Doing What's Right For Montana's Children

by Sen. Max Baucus
| September 12, 2007 12:00 AM

In the Gospel of Matthew, Jesus was teaching to thousands, and when the children of the village approached him, he welcomed them with open arms. Jesus knew that caring for children was one of our highest callings, and that principle holds as true today as it did back then.

As Montanans, and Americans, one of our greatest responsibilities, and privileges, is to give our children a better life than we had. From sporting events, to vacations, to graduations, even first dates, watching your children grow up is the greatest, and at times scariest, experience in life. And as a parent there is nothing worse than seeing your children in pain. When they peek over the bed late at night, with tear-filled eyes, all you want to do is wrap them up and make everything better. Unfortunately sometimes vanilla ice cream and Happy Feet aren't enough to ease the pain.

That's why as a Senator, and Chairman of the Finance Committee, as a Montanan, and American, as a father, and most importantly, a human being, I've made renewing and covering more kids under the Children's Health Insurance Program, or CHIP, my top health care priority.

CHIP is a program that I helped create a decade ago that provides health insurance to children from low-income families. This is a program that truly represents the best of us. It's a program that helps Johhnys and Susies grow up to be healthy adults. It's a program that helps parents sleep a little better knowing that one accident won't drive them into bankruptcy. And it's a program that I'm committed to working for.

I'm extremely proud that the Senate recently passed my bill to provide $35 billion for the CHIP program over the next five years. What does $35 billion mean? It means that an additional 3.2 million children across the country, and up to 12,000 kids in Montana, will get the health care they need and deserve. From accidents to illnesses, from check-ups to immunizations, these dollars will give millions of kids the building blocks they need to lead a healthy, successful life, and that is the greatest investment I can think of.

Some say $35 billion is too much to spend on CHIP. But my question is, when talking about children, when talking about life and death, how can anyone in good conscience say it is too much? If a child was starving, wouldn't we feed them? If a child was in danger, wouldn't we protect them? So, if children are potentially dying, how can we not step up and save them?
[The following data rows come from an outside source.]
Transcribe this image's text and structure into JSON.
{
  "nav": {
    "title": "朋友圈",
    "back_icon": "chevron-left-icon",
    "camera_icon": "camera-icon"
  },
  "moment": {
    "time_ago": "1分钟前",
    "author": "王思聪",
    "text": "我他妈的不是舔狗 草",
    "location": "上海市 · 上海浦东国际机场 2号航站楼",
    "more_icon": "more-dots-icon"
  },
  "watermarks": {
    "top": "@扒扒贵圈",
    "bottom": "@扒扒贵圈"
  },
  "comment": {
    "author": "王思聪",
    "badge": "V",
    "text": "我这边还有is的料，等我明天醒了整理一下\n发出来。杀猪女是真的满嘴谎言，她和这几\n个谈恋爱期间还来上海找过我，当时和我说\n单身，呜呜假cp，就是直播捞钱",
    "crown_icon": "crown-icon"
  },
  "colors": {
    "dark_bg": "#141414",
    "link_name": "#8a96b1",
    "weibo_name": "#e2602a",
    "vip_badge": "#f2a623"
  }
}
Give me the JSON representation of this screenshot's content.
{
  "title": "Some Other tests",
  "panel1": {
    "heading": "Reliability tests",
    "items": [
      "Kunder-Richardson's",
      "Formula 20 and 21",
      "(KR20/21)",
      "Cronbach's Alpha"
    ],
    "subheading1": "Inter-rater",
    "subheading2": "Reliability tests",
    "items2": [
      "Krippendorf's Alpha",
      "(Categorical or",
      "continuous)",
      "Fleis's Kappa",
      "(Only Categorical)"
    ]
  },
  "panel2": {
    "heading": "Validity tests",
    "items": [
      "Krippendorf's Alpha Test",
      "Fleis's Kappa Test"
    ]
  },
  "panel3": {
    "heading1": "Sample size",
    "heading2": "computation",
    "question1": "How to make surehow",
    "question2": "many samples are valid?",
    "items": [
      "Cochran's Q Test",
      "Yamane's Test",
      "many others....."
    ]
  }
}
CHIP also makes sense as an investment. The better the health care we provide to our kids, the lower health care costs will be for everyone else. It's that simple.

I'll admit I was a little surprised to learn that the White House threatened to veto my bill. I pride myself on working together with both sides of the isle to do what's right. But let me be crystal clear, if this bill is vetoed, I will stand firm and work with my colleagues to override a veto. Health care for kid is just too important. This isn't an issue of politics, this is an issue of humanity.